Visram, S.; South, J.


S. Visram

J. South


Programmes involving some form of lay or community health worker role have been widely used to provide basic healthcare and health promotion activities to so-called ‘hard to reach’ populations. Rather than making themselves hard to reach, these populations might be better described as underserved by mainstream services that are either inaccessible or inappropriate in terms of meeting their needs. This sense of being excluded from health services, along with a widening of the inequalities gap, provides the rationale for the implementation of a lay workforce which acts as a bridge into local communities. In England, health trainers were introduced in 2004 as part of a shift in public health approaches from “advice on high to support from next door”.1 From twelve early adopter sites that pioneered the development of the role, health trainer services have grown to become a significant part of the public health workforce, with an estimated 2,790 individuals in training or employment.2 Training packages have been developed to meet standardised competencies, a handbook based on behaviour change models has been developed, a national dataset has been established and numerous local evaluations have been undertaken. In addition, some health trainer services have been adapted to provide specialised support to specific communities of interest; …

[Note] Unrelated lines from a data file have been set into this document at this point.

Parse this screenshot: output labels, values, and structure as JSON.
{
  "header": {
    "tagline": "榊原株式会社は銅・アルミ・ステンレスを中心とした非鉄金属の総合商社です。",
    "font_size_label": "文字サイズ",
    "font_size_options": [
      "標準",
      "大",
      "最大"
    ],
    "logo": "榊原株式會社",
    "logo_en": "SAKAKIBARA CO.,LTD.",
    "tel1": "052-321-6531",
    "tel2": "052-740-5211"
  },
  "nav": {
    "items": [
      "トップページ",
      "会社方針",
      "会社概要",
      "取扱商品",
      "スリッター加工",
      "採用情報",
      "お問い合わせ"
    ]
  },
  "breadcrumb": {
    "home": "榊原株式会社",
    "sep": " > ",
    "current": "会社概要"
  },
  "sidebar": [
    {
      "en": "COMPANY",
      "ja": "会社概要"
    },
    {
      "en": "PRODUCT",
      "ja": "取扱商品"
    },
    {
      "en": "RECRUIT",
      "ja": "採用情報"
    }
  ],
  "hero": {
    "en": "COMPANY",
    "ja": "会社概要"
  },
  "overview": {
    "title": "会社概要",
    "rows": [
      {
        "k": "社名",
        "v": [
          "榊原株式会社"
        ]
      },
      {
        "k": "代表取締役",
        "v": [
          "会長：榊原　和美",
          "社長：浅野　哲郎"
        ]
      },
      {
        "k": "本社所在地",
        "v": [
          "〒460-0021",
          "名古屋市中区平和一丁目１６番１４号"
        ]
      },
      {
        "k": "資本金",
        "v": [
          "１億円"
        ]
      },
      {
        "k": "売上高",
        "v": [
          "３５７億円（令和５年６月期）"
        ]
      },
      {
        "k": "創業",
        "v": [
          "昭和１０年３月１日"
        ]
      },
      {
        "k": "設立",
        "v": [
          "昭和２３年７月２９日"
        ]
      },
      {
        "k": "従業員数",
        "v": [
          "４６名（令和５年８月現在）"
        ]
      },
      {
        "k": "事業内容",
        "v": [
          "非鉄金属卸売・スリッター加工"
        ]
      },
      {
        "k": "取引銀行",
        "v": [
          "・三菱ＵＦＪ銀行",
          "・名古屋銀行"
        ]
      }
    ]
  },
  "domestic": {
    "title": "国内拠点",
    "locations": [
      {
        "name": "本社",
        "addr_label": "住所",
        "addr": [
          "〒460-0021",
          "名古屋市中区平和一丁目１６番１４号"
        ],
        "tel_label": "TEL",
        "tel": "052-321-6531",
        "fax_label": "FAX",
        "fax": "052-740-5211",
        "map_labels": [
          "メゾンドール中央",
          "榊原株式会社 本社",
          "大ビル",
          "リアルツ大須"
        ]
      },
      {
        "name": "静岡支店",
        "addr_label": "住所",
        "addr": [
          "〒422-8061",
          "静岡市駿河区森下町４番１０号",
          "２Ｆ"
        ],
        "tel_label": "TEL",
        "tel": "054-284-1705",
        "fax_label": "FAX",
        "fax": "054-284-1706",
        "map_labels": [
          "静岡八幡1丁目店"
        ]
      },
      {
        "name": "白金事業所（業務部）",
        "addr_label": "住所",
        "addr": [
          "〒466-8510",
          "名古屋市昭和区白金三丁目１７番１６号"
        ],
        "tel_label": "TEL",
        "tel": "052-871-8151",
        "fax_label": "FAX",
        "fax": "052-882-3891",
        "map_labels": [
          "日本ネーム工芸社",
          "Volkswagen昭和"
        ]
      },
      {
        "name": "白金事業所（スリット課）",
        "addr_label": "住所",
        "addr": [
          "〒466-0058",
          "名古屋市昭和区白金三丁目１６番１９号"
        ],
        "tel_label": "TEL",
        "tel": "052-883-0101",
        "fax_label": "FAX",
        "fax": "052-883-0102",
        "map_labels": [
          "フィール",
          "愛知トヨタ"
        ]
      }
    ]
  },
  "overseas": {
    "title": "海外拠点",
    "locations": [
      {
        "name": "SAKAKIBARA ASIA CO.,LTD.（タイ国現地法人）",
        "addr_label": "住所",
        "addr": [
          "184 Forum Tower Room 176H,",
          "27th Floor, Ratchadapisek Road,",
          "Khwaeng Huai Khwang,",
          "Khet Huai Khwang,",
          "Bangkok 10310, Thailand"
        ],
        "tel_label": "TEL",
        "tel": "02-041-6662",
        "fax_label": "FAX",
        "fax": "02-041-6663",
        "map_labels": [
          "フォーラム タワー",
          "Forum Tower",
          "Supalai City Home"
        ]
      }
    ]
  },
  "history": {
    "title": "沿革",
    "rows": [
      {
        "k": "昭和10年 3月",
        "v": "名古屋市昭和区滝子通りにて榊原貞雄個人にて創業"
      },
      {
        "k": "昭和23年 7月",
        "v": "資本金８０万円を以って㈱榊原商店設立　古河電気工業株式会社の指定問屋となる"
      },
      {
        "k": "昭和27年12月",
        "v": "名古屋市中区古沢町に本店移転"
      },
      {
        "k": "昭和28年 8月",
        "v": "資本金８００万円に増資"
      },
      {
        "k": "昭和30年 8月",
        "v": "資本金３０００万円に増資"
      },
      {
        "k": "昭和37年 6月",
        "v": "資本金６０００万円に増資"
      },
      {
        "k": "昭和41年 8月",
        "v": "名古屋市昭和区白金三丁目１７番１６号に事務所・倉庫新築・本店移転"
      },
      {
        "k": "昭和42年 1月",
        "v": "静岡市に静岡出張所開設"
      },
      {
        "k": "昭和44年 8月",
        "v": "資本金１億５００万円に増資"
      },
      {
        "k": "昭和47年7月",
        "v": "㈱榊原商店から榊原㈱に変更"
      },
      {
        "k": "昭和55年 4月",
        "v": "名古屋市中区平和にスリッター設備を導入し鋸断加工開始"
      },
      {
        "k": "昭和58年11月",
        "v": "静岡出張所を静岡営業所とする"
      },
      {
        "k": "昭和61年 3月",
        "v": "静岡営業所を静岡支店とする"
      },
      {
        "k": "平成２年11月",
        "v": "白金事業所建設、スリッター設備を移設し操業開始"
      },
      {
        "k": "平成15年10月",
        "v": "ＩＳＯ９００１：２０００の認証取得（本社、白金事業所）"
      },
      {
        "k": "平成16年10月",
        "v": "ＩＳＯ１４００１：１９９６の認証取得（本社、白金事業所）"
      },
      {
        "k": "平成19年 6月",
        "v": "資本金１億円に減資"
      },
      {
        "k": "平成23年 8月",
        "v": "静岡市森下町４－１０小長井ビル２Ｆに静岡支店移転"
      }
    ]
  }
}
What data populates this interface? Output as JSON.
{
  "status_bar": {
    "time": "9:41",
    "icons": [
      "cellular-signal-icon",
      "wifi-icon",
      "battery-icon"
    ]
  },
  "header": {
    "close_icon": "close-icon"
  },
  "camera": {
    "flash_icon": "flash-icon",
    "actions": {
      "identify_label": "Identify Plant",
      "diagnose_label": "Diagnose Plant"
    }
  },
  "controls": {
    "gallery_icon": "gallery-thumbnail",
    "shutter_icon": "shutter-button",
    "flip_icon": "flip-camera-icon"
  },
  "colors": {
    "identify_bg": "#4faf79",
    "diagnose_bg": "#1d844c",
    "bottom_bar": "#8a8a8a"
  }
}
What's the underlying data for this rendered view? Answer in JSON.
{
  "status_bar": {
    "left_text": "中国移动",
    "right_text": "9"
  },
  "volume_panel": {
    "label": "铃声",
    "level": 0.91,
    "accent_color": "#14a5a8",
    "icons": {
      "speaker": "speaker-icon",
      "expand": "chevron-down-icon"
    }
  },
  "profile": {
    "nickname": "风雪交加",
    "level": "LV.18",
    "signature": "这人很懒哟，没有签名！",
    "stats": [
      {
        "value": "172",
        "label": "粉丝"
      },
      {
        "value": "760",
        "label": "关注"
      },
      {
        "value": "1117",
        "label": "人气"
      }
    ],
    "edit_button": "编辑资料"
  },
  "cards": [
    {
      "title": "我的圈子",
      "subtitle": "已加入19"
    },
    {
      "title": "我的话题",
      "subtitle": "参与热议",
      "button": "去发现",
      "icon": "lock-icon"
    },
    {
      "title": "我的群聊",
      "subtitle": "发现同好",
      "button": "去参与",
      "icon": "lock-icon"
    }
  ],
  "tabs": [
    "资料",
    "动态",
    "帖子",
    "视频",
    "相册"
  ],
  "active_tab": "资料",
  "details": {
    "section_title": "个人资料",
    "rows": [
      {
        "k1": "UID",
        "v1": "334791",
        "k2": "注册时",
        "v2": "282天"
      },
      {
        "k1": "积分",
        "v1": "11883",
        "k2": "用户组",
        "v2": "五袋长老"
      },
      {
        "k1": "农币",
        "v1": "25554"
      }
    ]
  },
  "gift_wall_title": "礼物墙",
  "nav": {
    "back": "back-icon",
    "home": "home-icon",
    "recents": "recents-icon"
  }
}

Visram, S., & South, J. (2013). Building an evidence base for health trainers. Perspectives in Public Health, 133(4), 193-194.

Journal Article Type Article
Publication Date Jul 1, 2013
Deposit Date May 15, 2013
Journal Perspectives in Public Health
Print ISSN 1757-9139
Electronic ISSN 1757-9147
Publisher SAGE Publications
Peer Reviewed Not Peer Reviewed
Volume 133
Issue 4
Pages 193-194